Against Me!

against-me-topAgainst Me!
“Transgender Dysphoria Blues” Xtra Mile Recordings
By Rich Cocksedge

For well over a decade Against Me! has been a band that has generally been revered by many music fans, especially those of a DIY punk persuasion (although the band did take some flak some years back for a number of decisions it made).  Initially I was bemused by the adoration they band garnered from its audience – yes, there were some great songs and when I saw them live in 2006 they certainly managed to thrill me, but I still felt I was missing out on something.  That impression wasn’t helped by the last couple of albums the band released which barely registered in my little world.  That is until now.  Much has changed in recent years and nothingmore so than Laura Jane Grace publically acknowledging her transsexuality in 2012. I think it would be wrong to dismiss the impact on the band and this album that these last few years of Grace’s life have had, and it would appear that it seems positive in every respect.

Much of Transgender Dysphoria Blues comes from the battles that Grace has faced over the years, both internally and externally, and one can only wonder at what she has gone through, and continues to go through, as she continues to emerge from the cocoon she has been trapped in for most of her life, gradually changing into a striking butterfly, finally able to live life as she feels the need to.  Both of the opening tracks deal with the issues faced head on, and it appears that there is a lot of material that must be stored up and bursting to come forth from Grace, and in some ways it has to be cathartic to finally deliver her views in a way that might gain more understanding that just by making a statement via some news or social media.

I have to say that I’ve not heard lyrics so personal and thought provoking as these in many a year and being able to open his heart and mind to address her real self seems to have helped the band to really take a step up in terms of its all-round performance.  For me the lines that hit home the most are from the opening track “Talking Transgender Dysphoria Blues” and they give a small insight into what life for Laura Jane Grace must be like:

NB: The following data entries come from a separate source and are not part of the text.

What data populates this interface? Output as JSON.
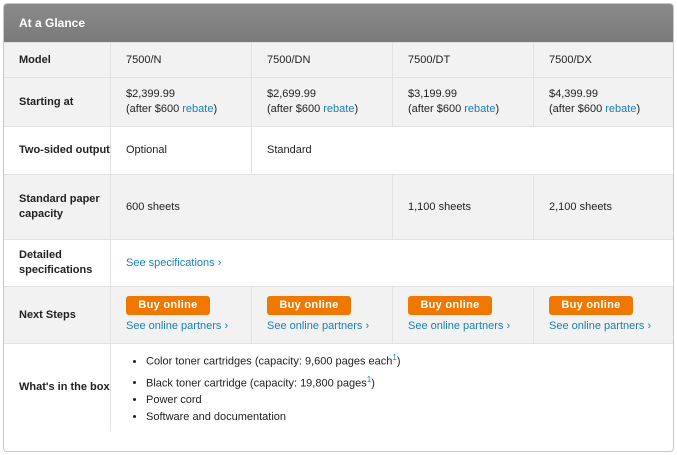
{
  "title": "At a Glance",
  "rows": {
    "model": {
      "label": "Model",
      "values": [
        "7500/N",
        "7500/DN",
        "7500/DT",
        "7500/DX"
      ]
    },
    "starting": {
      "label": "Starting at",
      "prices": [
        "$2,399.99",
        "$2,699.99",
        "$3,199.99",
        "$4,399.99"
      ],
      "after_prefix": "(after $600 ",
      "rebate_link": "rebate",
      "after_suffix": ")"
    },
    "two_sided": {
      "label": "Two-sided output",
      "optional": "Optional",
      "standard": "Standard"
    },
    "paper": {
      "label": "Standard paper capacity",
      "values": [
        "600 sheets",
        "1,100 sheets",
        "2,100 sheets"
      ]
    },
    "specs": {
      "label": "Detailed specifications",
      "link": "See specifications ›"
    },
    "next": {
      "label": "Next Steps",
      "buy": "Buy online",
      "partners": "See online partners ›"
    },
    "box": {
      "label": "What's in the box",
      "items": [
        {
          "text": "Color toner cartridges (capacity: 9,600 pages each",
          "sup": "1",
          "end": ")"
        },
        {
          "text": "Black toner cartridge (capacity: 19,800 pages",
          "sup": "1",
          "end": ")"
        },
        {
          "text": "Power cord",
          "sup": "",
          "end": ""
        },
        {
          "text": "Software and documentation",
          "sup": "",
          "end": ""
        }
      ]
    }
  },
  "colors": {
    "header_bg": "#7f7f7f",
    "button": "#f07800",
    "link": "#1a80b6"
  }
}
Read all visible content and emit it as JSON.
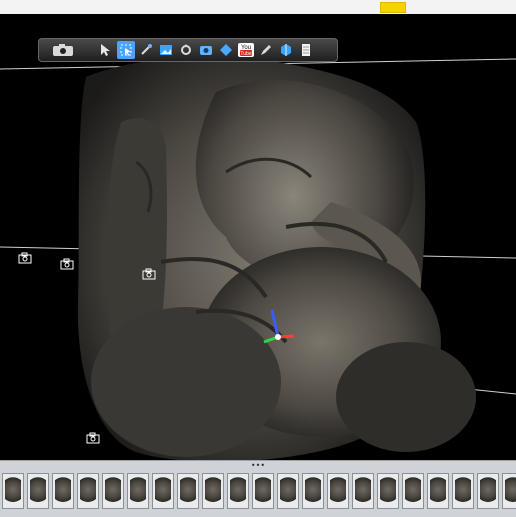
{
  "toolbar": {
    "buttons": [
      {
        "icon": "camera-icon",
        "name": "camera-button"
      },
      {
        "icon": "pointer-icon",
        "name": "select-button"
      },
      {
        "icon": "select-box-icon",
        "name": "box-select-button",
        "active": true
      },
      {
        "icon": "magic-wand-icon",
        "name": "magic-select-button"
      },
      {
        "icon": "photo-icon",
        "name": "photo-button"
      },
      {
        "icon": "orbit-icon",
        "name": "orbit-button"
      },
      {
        "icon": "screenshot-icon",
        "name": "screenshot-button"
      },
      {
        "icon": "diamond-icon",
        "name": "model-button"
      },
      {
        "icon": "youtube-icon",
        "name": "youtube-button",
        "label": "You Tube"
      },
      {
        "icon": "pen-icon",
        "name": "draw-button"
      },
      {
        "icon": "cube-icon",
        "name": "cube-button"
      },
      {
        "icon": "document-icon",
        "name": "report-button"
      }
    ]
  },
  "thumbnail_strip": {
    "grip": "•••",
    "thumb_count": 22
  }
}
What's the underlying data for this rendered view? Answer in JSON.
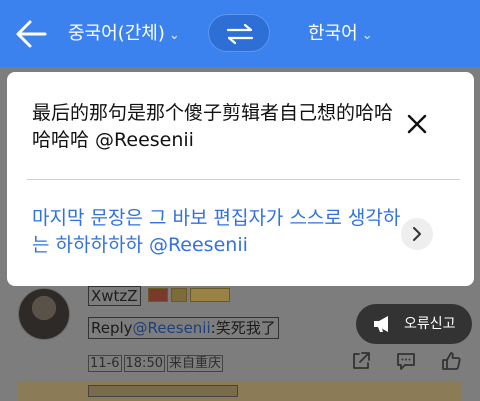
{
  "topbar": {
    "source_language": "중국어(간체)",
    "target_language": "한국어",
    "chevron": "⌄"
  },
  "popup": {
    "source_text": "最后的那句是那个傻子剪辑者自己想的哈哈哈哈哈 @Reesenii",
    "translated_text": "마지막 문장은 그 바보 편집자가 스스로 생각하는 하하하하하 @Reesenii"
  },
  "comment": {
    "username": "XwtzZ",
    "reply_prefix": "Reply",
    "mention": "@Reesenii",
    "reply_body": ":笑死我了",
    "date": "11-6",
    "time": "18:50",
    "location": "来自重庆"
  },
  "report_button": {
    "label": "오류신고"
  },
  "icons": {
    "back": "arrow-left-icon",
    "swap": "swap-arrows-icon",
    "close": "close-icon",
    "more": "chevron-right-icon",
    "report": "megaphone-icon",
    "share": "share-icon",
    "reply": "comment-icon",
    "like": "thumbs-up-icon"
  },
  "colors": {
    "topbar": "#3b82ee",
    "translation_text": "#2f72e0",
    "report_bg": "#333333"
  }
}
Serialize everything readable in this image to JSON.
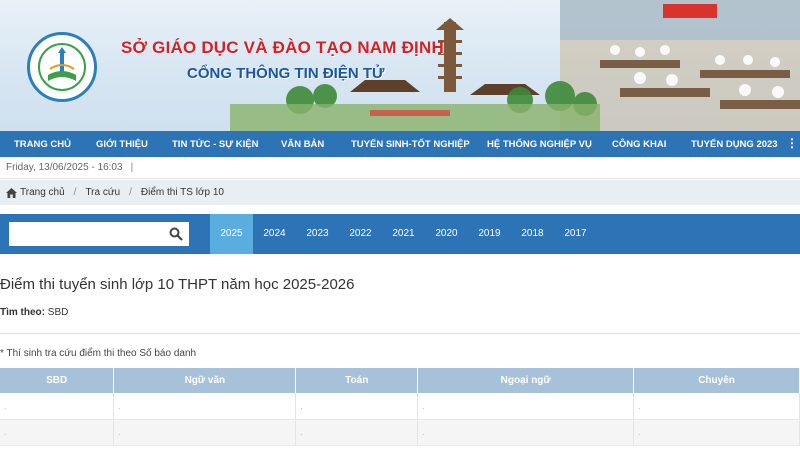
{
  "banner": {
    "title": "SỞ GIÁO DỤC VÀ ĐÀO TẠO NAM ĐỊNH",
    "subtitle": "CỔNG THÔNG TIN ĐIỆN TỬ",
    "logo_icon": "department-logo",
    "title_color": "#d71f26",
    "subtitle_color": "#1b56a3"
  },
  "nav": {
    "items": [
      "TRANG CHỦ",
      "GIỚI THIỆU",
      "TIN TỨC - SỰ KIỆN",
      "VĂN BẢN",
      "TUYỂN SINH-TỐT NGHIỆP",
      "HỆ THỐNG NGHIỆP VỤ",
      "CÔNG KHAI",
      "TUYỂN DỤNG 2023"
    ],
    "more_label": "⋮",
    "color": "#2c74b5"
  },
  "datebar": {
    "text": "Friday, 13/06/2025 - 16:03",
    "separator": "|"
  },
  "breadcrumb": {
    "home": "Trang chủ",
    "level1": "Tra cứu",
    "current": "Điểm thi TS lớp 10",
    "separator": "/"
  },
  "search": {
    "value": "",
    "icon": "search-icon"
  },
  "years": {
    "items": [
      "2025",
      "2024",
      "2023",
      "2022",
      "2021",
      "2020",
      "2019",
      "2018",
      "2017"
    ],
    "active": "2025",
    "active_color": "#5aaedf"
  },
  "content": {
    "title": "Điểm thi tuyển sinh lớp 10 THPT năm học 2025-2026",
    "find_by_label": "Tìm theo:",
    "find_by_value": "SBD",
    "note": "* Thí sinh tra cứu điểm thi theo Số báo danh"
  },
  "table": {
    "headers": [
      "SBD",
      "Ngữ văn",
      "Toán",
      "Ngoại ngữ",
      "Chuyên"
    ],
    "rows": [
      [
        ".",
        ".",
        ".",
        ".",
        "."
      ],
      [
        ".",
        ".",
        ".",
        ".",
        "."
      ]
    ],
    "header_color": "#a7c1da"
  }
}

‘You want them to notice,
against me logoThe ragged ends of your summer dress.
You want them to see you
Like they see every other girl.
They just see a faggot.
They’ll hold their breath not to catch the sick.’

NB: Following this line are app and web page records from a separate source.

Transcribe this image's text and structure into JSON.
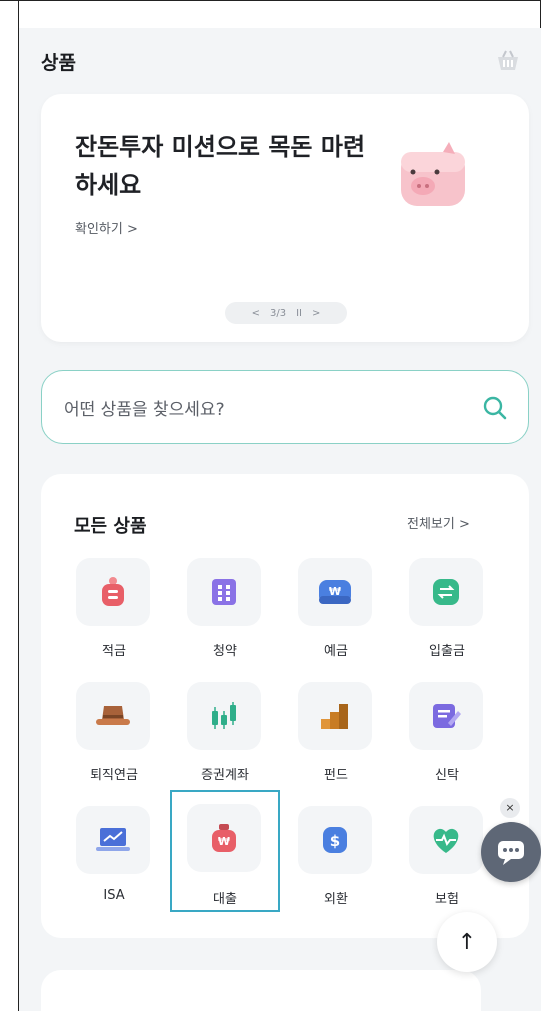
{
  "header": {
    "title": "상품",
    "basket_icon": "basket-icon"
  },
  "banner": {
    "title": "잔돈투자 미션으로 목돈 마련하세요",
    "link": "확인하기 >",
    "image_icon": "piggy-bank-icon",
    "pager": {
      "prev": "<",
      "position": "3/3",
      "pause": "II",
      "next": ">"
    }
  },
  "search": {
    "placeholder": "어떤 상품을 찾으세요?",
    "icon": "search-icon"
  },
  "products": {
    "title": "모든 상품",
    "see_all": "전체보기 >",
    "items": [
      {
        "label": "적금",
        "icon": "savings-bag-icon"
      },
      {
        "label": "청약",
        "icon": "subscription-grid-icon"
      },
      {
        "label": "예금",
        "icon": "deposit-won-icon"
      },
      {
        "label": "입출금",
        "icon": "transfer-icon"
      },
      {
        "label": "퇴직연금",
        "icon": "hat-icon"
      },
      {
        "label": "증권계좌",
        "icon": "candlestick-icon"
      },
      {
        "label": "펀드",
        "icon": "stairs-icon"
      },
      {
        "label": "신탁",
        "icon": "document-pen-icon"
      },
      {
        "label": "ISA",
        "icon": "laptop-chart-icon"
      },
      {
        "label": "대출",
        "icon": "loan-bag-icon",
        "selected": true
      },
      {
        "label": "외환",
        "icon": "dollar-icon"
      },
      {
        "label": "보험",
        "icon": "heart-pulse-icon"
      }
    ]
  },
  "floating": {
    "chat_icon": "chat-icon",
    "close": "×",
    "top": "↑"
  },
  "colors": {
    "accent": "#39a8c4",
    "search_border": "#8ad1c6",
    "background": "#f3f5f7"
  }
}
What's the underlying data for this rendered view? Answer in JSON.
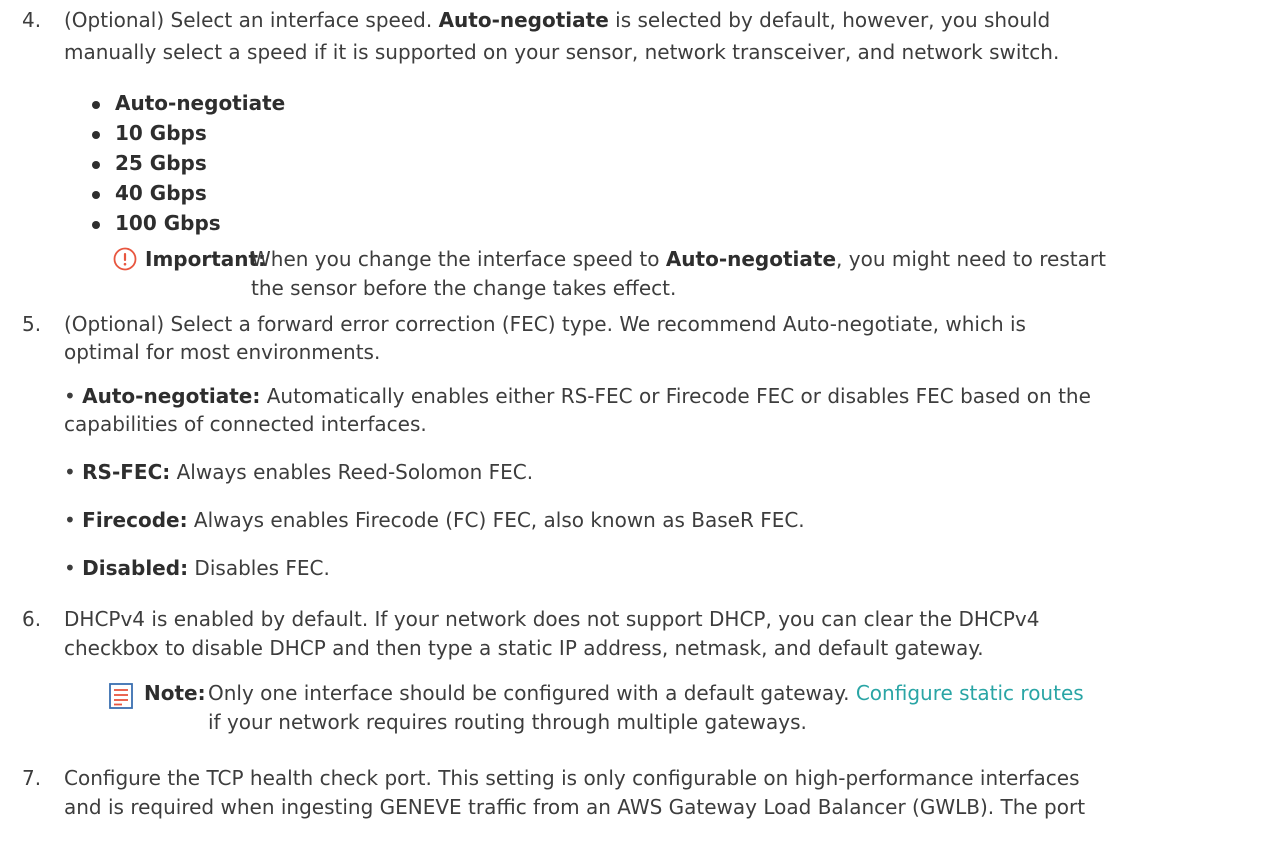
{
  "step4": {
    "number": "4.",
    "intro": "(Optional) Select an interface speed. ",
    "bold": "Auto-negotiate",
    "rest_line1": " is selected by default, however, you should",
    "line2": "manually select a speed if it is supported on your sensor, network transceiver, and network switch.",
    "speeds": [
      "Auto-negotiate",
      "10 Gbps",
      "25 Gbps",
      "40 Gbps",
      "100 Gbps"
    ],
    "important": {
      "label": "Important:",
      "pre": "When you change the interface speed to ",
      "bold": "Auto-negotiate",
      "post": ", you might need to restart",
      "line2": "the sensor before the change takes effect."
    }
  },
  "step5": {
    "number": "5.",
    "line1": "(Optional) Select a forward error correction (FEC) type. We recommend Auto-negotiate, which is",
    "line2": "optimal for most environments.",
    "options": [
      {
        "label": "Auto-negotiate:",
        "desc": " Automatically enables either RS-FEC or Firecode FEC or disables FEC based on the",
        "desc2": "capabilities of connected interfaces."
      },
      {
        "label": "RS-FEC:",
        "desc": " Always enables Reed-Solomon FEC."
      },
      {
        "label": "Firecode:",
        "desc": " Always enables Firecode (FC) FEC, also known as BaseR FEC."
      },
      {
        "label": "Disabled:",
        "desc": " Disables FEC."
      }
    ]
  },
  "step6": {
    "number": "6.",
    "line1": "DHCPv4 is enabled by default. If your network does not support DHCP, you can clear the DHCPv4",
    "line2": "checkbox to disable DHCP and then type a static IP address, netmask, and default gateway.",
    "note": {
      "label": "Note:",
      "pre": "Only one interface should be configured with a default gateway. ",
      "link": "Configure static routes",
      "line2": "if your network requires routing through multiple gateways."
    }
  },
  "step7": {
    "number": "7.",
    "line1": "Configure the TCP health check port. This setting is only configurable on high-performance interfaces",
    "line2": "and is required when ingesting GENEVE traffic from an AWS Gateway Load Balancer (GWLB). The port"
  },
  "colors": {
    "text": "#3d3d3d",
    "link": "#2aa5a5",
    "important_icon": "#e8563f",
    "note_icon": "#e8563f"
  }
}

Despite the many leaps the world has made in terms of race, sexuality and anything that marks a person out as ‘different’, it’s a damn shame that anyone is still faced with blind ignorance.  One must hope that having someone like Grace going public about her own situation will allow others to not sit on their hands, regardless of whatever their ‘real’ self would be like.

In addition to the more obvious basis for Grace’s lyrics, there are also two songs addressing death in some way: the first being “Dead Friend” which deals with the death of a close friend of Grace and the second is the haunting “Two Coffins”.

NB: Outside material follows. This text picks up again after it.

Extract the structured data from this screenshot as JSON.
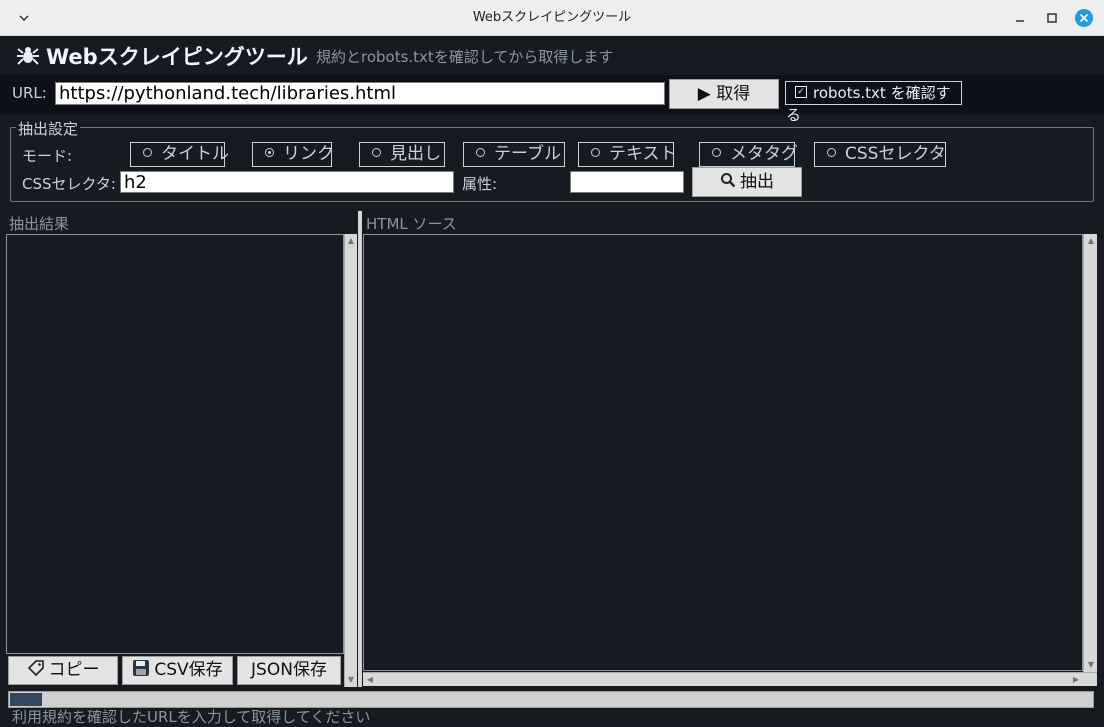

It’s not all about Laura Jane Grace though.  Against Me! is a tight band that works hard to deliver the goods in the best way it can and for me this is the band’s most accomplished release for some time.  With Grace’s long time fellow band member James Bowman firmly at her side, the pair are joined by a rhythm section consisting of Atom Willard (Rocket From The Crypt) on drums and Inge Johansson on bass, allowing the construction of an album that offers up a variety of tracks all of which have been sequenced in a way that the record flows with ease from beginning to end.  Willard and Johansson are majestic on the opening track which has an almost constant cadence set by powerfully by the pair, adding to the more front and centre work from Grace and Bowman.

There are a couple of thunderous songs in “Drinking With The Jocks” and “Osama Bin Laden As The Crucified Christ” as well as “FUCKMYLIFE666”, a track that sounds like it could only be by Against Me!, and this trio provides a strong mid-point to the album.

The album closes with “Black Me Out”, a song that to me is one of liberation in that it’s seeking to leave behind all of the times where we have felt compelled to act in what might be an unnatural way to how we are or consider ourselves to be due to pressure that might be placed on us to do so.  It’s a hell of song to bring Transgender Dysphoria Blues to a conclusion.

With Grace’s voice not being affected by the hormone treated she is undergoing, for all intents and purposes there are no real changes to the sound of Against Me!, however, what cannot be overlooked is the impact made by the changes that Grace has now publically gone through and which form the backbone of what this album seems to be about.  It might be early to say that this is a contender for album of the year but my favourite album of 2013 came out in early January of that year so all things are possible.